By some estimates, nearly 12% of people in the United States have some anxiety about dentistry. That means that over 38 million people might be impeded by their fears from getting the oral care they need and deserve. If you struggle with dental anxiety, here are some quick tips to help ensure that your health doesn’t suffer.

 

  1. Make sure to communicate what you need to your dentist.

 

According to psychologist Ellen Rodino, PhD, the fear of dentistry “stems not so much from the experience of pain as from the lack of control that patients experience in the dentist’s chair.” The fact that patients are not able to move as well as usual can be unnerving to them, as can the fact that they often can’t communicate as effectively as they would like.

 

What this means is that a good dentist will make sure that their patients are comfortable, and that the procedures they are going to perform are clearly understood. But patients should communicate with their dentists, too, especially before the procedure. Tell your dentist about your concerns, and make sure they’re being addressed.

 

  1. Forget the myths.

 

Many experts say that dental anxiety has a lot to do with misunderstandings of what the dentist really does. Often, dental procedures are far less painful than the oral problems they’re fixing!

 

For example, take the root canal. When you hear the words “root canal,” you probably imagine something really painful, like the dentist is using a shovel to dig into your gums. But, as expert Peter Milgrom says, the root canal has a bad reputation “because it is typically preceded by painful toothaches…The procedure itself relieves this pain, often in a single visit.”

 

  1. If your anxiety is especially bad, seek additional help.

 

Some people who have dental anxiety may still be able to make appointments when they really need treatment. But other sufferers may have anxiety so severe that they cannot bring themselves to see a dentist even when the pain is overwhelming.

 

If you truly have too much anxiety to get the care you need, it might be worth scheduling an appointment with a therapist or mental health professional. Luckily, phobias are fairly straightforward to treat. Dr. Philip Cardamone, a therapist who specializes in anxiety disorders, claims that most people with straightforward dental phobia only need six to twelve visits before they’re ready to see the dentist.

 

  1. Make sure to find the right dentist.

 

More than anything else, if you struggle with dental anxiety, it is important to trust that your dentist is able to provide a safe environment and that he or she is taking your needs seriously.
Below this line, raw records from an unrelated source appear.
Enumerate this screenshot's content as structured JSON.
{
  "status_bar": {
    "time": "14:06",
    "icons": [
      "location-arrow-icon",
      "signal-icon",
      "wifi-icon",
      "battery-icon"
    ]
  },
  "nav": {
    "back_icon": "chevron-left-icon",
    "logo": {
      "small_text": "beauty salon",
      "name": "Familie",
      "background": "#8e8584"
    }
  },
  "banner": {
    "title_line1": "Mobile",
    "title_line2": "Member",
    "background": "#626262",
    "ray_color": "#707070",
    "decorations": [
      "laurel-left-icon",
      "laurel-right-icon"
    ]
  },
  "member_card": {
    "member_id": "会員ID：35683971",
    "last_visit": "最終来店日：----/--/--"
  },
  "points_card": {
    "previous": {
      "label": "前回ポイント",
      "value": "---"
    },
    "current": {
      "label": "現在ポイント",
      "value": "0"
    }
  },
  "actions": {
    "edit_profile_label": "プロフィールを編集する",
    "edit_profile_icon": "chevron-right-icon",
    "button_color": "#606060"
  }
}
Here at Serene Dental Spa, we provide an environment that combines cutting-edge dental care technology and the comfort of the spa. If you are in the Matthews-Weddington area, schedule an appointment today!